The assessment of the presented effectiveness was demonstrated by proficient generation of hydrochloric acid (HCl) and sodium hydroxide (NaOH) with a notable efficiency level within the range of 90-100 %. Additionally, an evaluation of the BPM's effectiveness during the water association process indicated a significant decrease in voltage from its designated open circuit voltage (OCV) as a result of substantial leakage of hydroxide ions (OH-) and protons (H+) through the respective layers. For BPMs to function optimally in both dissociated and associated water modes, it was imperative to devise BPMs that possessed anion exchange and cation exchange layers that exhibited exceptional selectivity.

In Chapter 5, a novel methodology for the fabrication of BPMs through the hybrid electrospinning/electrospraying approach was presented. Through the combination of electrospinning techniques for ion exchange polymers and electrospraying methods for dispersed catalyst nanoparticles, the production of bipolar membranes (BPMs) was demonstrated with certain polymeric stability, increased junction-specific surface area, and the potential for incorporating diverse catalyst materials. Furthermore, the utilization of MCM-41 (silica nanoparticles) as a novel porous catalyst material was investigated as the principal catalyst for water dissociation in the BPM. 
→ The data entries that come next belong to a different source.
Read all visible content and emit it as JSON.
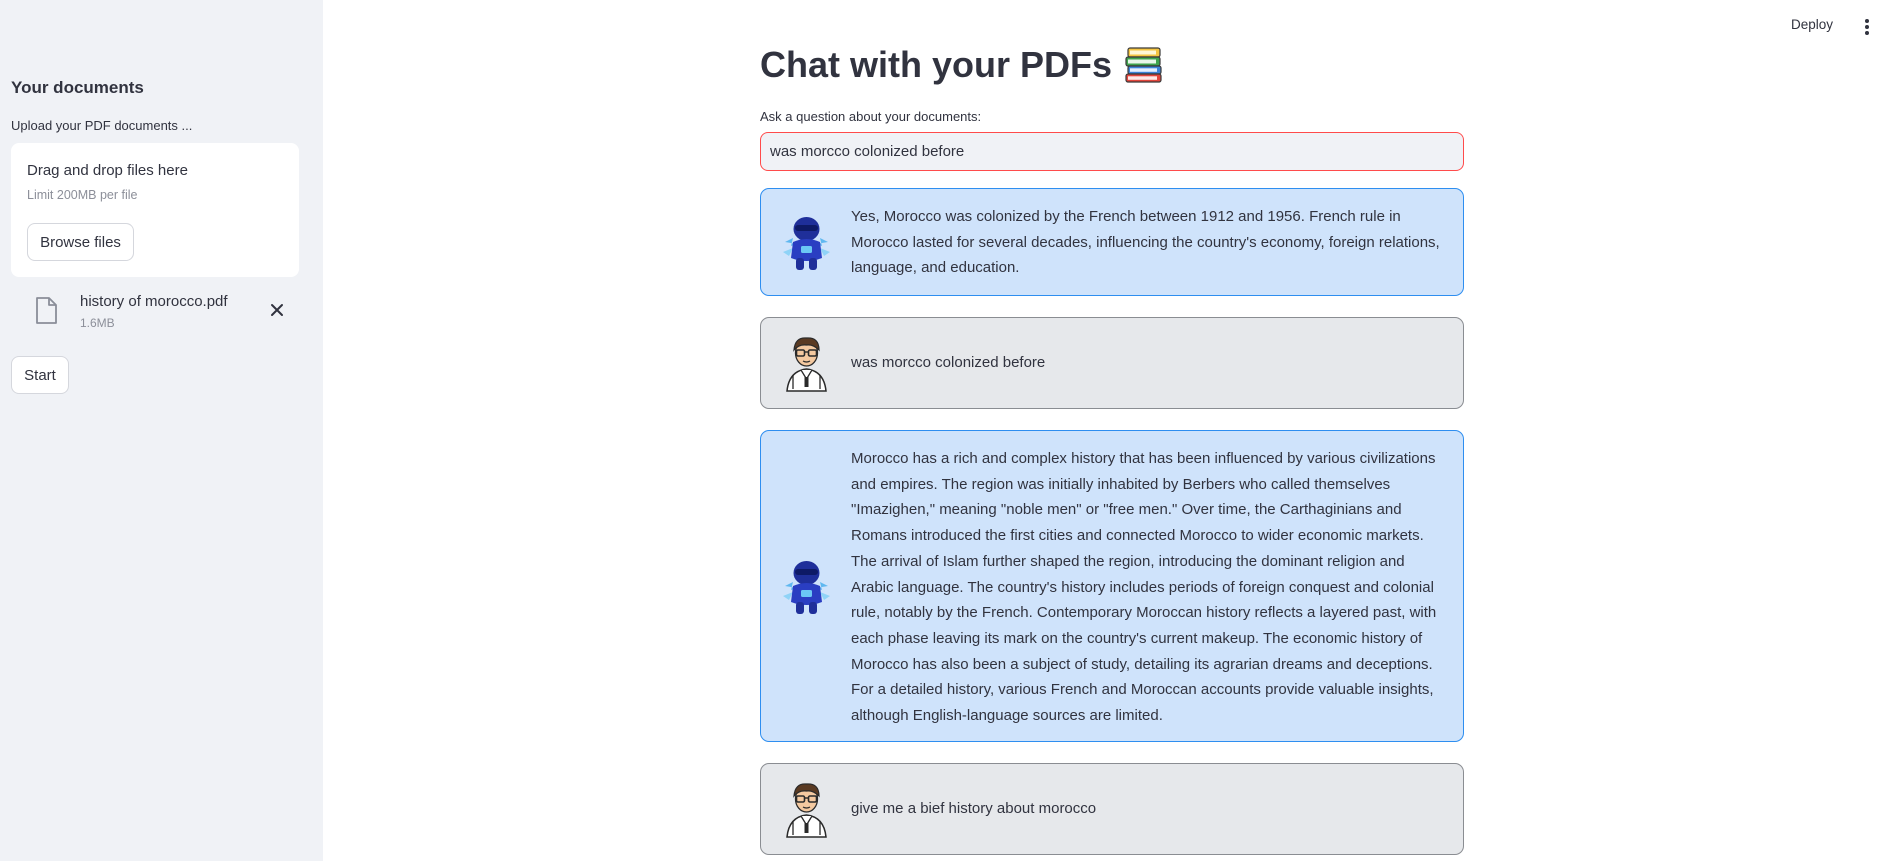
{
  "sidebar": {
    "title": "Your documents",
    "upload_label": "Upload your PDF documents ...",
    "dropzone": {
      "title": "Drag and drop files here",
      "limit": "Limit 200MB per file",
      "browse_label": "Browse files"
    },
    "file": {
      "name": "history of morocco.pdf",
      "size": "1.6MB"
    },
    "start_label": "Start"
  },
  "header": {
    "deploy_label": "Deploy"
  },
  "main": {
    "title": "Chat with your PDFs",
    "question_label": "Ask a question about your documents:",
    "question_value": "was morcco colonized before",
    "messages": [
      {
        "role": "bot",
        "text": "Yes, Morocco was colonized by the French between 1912 and 1956. French rule in Morocco lasted for several decades, influencing the country's economy, foreign relations, language, and education."
      },
      {
        "role": "user",
        "text": "was morcco colonized before"
      },
      {
        "role": "bot",
        "text": "Morocco has a rich and complex history that has been influenced by various civilizations and empires. The region was initially inhabited by Berbers who called themselves \"Imazighen,\" meaning \"noble men\" or \"free men.\" Over time, the Carthaginians and Romans introduced the first cities and connected Morocco to wider economic markets. The arrival of Islam further shaped the region, introducing the dominant religion and Arabic language. The country's history includes periods of foreign conquest and colonial rule, notably by the French. Contemporary Moroccan history reflects a layered past, with each phase leaving its mark on the country's current makeup. The economic history of Morocco has also been a subject of study, detailing its agrarian dreams and deceptions. For a detailed history, various French and Moroccan accounts provide valuable insights, although English-language sources are limited."
      },
      {
        "role": "user",
        "text": "give me a bief history about morocco"
      }
    ]
  },
  "colors": {
    "accent_red": "#ff4b4b",
    "bot_bubble_bg": "#cfe3fb",
    "bot_bubble_border": "#2e8ef0",
    "user_bubble_bg": "#e6e8eb",
    "sidebar_bg": "#f0f2f6"
  },
  "icons": {
    "file": "file-icon",
    "remove": "close-icon",
    "title_emoji": "books-icon",
    "bot_avatar": "robot-avatar-icon",
    "user_avatar": "person-avatar-icon",
    "menu": "kebab-menu-icon"
  }
}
In this study, several bipolar membranes (BPMs) were synthesized with different loadings of MCM-41 catalyst. The MCM-41 silica nanoparticles were deposited in layers directly adjacent to the 3D junction of the BPM, as well as solely on either the cation exchange or anion exchange side of the junction. The current-voltage curves for water dissociation of the recently developed bipolar membranes exhibited a noteworthy enhancement in the electrochemical performance of the bipolar membrane, as a result of decreased transmembrane voltage. The electrochemical performance of a benchmarked commercial BPM manufactured by Fumatech was surpassed by a BPM with an optimal catalyst (MCM-41) loading of 0.13 mg/cm2, which recorded an overpotential of 280 mV at 1000 A/m2. Additionally, the results obtained from the analysis of open circuit voltage and water formation characterization provided clear evidence of the advantageous nature of the catalyst when the BPM was operated in the forward bias mode. It is noteworthy that the voltage drop remained above 0.2V at 500 A/m2, which is a significant characteristic for the utilization of fuel cells and flow batteries.
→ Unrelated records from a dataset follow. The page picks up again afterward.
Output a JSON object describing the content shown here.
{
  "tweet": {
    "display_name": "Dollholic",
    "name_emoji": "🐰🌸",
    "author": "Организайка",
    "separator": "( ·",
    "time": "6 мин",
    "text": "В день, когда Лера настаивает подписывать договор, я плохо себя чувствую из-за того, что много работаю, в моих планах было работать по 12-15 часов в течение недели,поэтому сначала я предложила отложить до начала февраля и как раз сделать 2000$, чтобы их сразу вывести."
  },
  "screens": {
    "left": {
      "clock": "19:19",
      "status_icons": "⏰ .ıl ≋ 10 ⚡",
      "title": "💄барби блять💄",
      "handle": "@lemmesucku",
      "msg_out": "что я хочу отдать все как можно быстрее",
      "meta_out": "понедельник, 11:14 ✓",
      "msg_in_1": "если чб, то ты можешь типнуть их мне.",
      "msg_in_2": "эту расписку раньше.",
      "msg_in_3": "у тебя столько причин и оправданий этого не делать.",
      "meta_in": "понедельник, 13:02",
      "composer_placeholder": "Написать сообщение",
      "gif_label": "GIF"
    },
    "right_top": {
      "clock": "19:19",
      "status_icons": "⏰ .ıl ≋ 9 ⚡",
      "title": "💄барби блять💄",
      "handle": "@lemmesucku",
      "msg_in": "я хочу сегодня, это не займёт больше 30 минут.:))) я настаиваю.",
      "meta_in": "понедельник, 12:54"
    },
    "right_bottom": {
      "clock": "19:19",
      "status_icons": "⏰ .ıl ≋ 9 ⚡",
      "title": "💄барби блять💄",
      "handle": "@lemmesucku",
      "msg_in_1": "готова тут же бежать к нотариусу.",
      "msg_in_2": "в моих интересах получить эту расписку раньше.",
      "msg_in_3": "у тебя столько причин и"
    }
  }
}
The study in Chapter 5 showcased progress in the field of BPM development by presenting a new BPM architecture that utilized hybrid electrospinning-electrospraying techniques and a novel catalyst known as MCM-41. It is anticipated that the selection of a catalyst in BPM that is specifically designed for the functions of water dissociation and water formation will become a prevalent trend in the advancement of high-performance BPM.
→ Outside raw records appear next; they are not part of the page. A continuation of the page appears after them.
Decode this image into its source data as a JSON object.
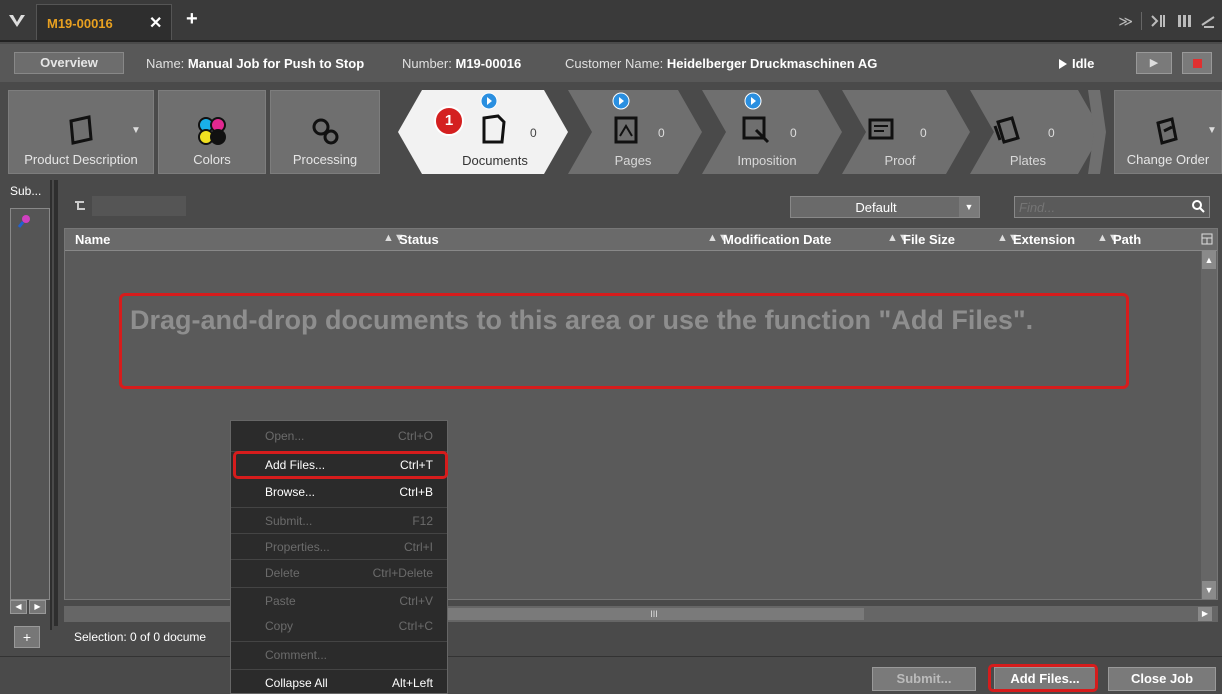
{
  "tabbar": {
    "tab_label": "M19-00016",
    "close_glyph": "✕",
    "add_glyph": "+",
    "menu_glyph": "≫"
  },
  "infobar": {
    "overview_label": "Overview",
    "name_label": "Name:",
    "name_value": "Manual Job for Push to Stop",
    "number_label": "Number:",
    "number_value": "M19-00016",
    "customer_label": "Customer Name:",
    "customer_value": "Heidelberger Druckmaschinen AG",
    "status": "Idle"
  },
  "workflow": {
    "product_description": "Product Description",
    "colors": "Colors",
    "processing": "Processing",
    "documents": "Documents",
    "documents_count": "0",
    "pages": "Pages",
    "pages_count": "0",
    "imposition": "Imposition",
    "imposition_count": "0",
    "proof": "Proof",
    "proof_count": "0",
    "plates": "Plates",
    "plates_count": "0",
    "change_order": "Change Order",
    "badge": "1"
  },
  "sidepanel": {
    "label": "Sub...",
    "nav_left": "◀",
    "nav_right": "▶",
    "add": "+"
  },
  "toolbar": {
    "view_value": "Default",
    "find_placeholder": "Find..."
  },
  "grid": {
    "columns": [
      "Name",
      "Status",
      "Modification Date",
      "File Size",
      "Extension",
      "Path"
    ],
    "empty_message": "Drag-and-drop documents to this area or use the function \"Add Files\".",
    "scroll_thumb": "III"
  },
  "statusbar": {
    "selection": "Selection:  0 of 0 docume"
  },
  "footer": {
    "submit": "Submit...",
    "add_files": "Add Files...",
    "close_job": "Close Job"
  },
  "context_menu": [
    {
      "label": "Open...",
      "shortcut": "Ctrl+O",
      "enabled": false
    },
    {
      "label": "Add Files...",
      "shortcut": "Ctrl+T",
      "enabled": true
    },
    {
      "label": "Browse...",
      "shortcut": "Ctrl+B",
      "enabled": true
    },
    {
      "label": "Submit...",
      "shortcut": "F12",
      "enabled": false
    },
    {
      "label": "Properties...",
      "shortcut": "Ctrl+I",
      "enabled": false
    },
    {
      "label": "Delete",
      "shortcut": "Ctrl+Delete",
      "enabled": false
    },
    {
      "label": "Paste",
      "shortcut": "Ctrl+V",
      "enabled": false
    },
    {
      "label": "Copy",
      "shortcut": "Ctrl+C",
      "enabled": false
    },
    {
      "label": "Comment...",
      "shortcut": "",
      "enabled": false
    },
    {
      "label": "Collapse All",
      "shortcut": "Alt+Left",
      "enabled": true
    }
  ],
  "colors": {
    "accent_orange": "#e8a020",
    "highlight_red": "#d61c1c",
    "play_blue": "#2a8fe0"
  }
}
Finally, the thesis is concluded with Chapter 6 where general conclusions of the thesis are discussed. In addition, some of the interesting results of attempts to incorporate different polymers as potential water dissociation catalysts are also discussed and analyzed. The chapter also includes an outlook for upscaling the BPM fabrication, where the technical and economical parts are also covered. Other significant aspects of the BPM development are also delved onto, like BPM durability, future BPM relation to acid-base flow battery and potential advanced extensive BPM fabrication technologies.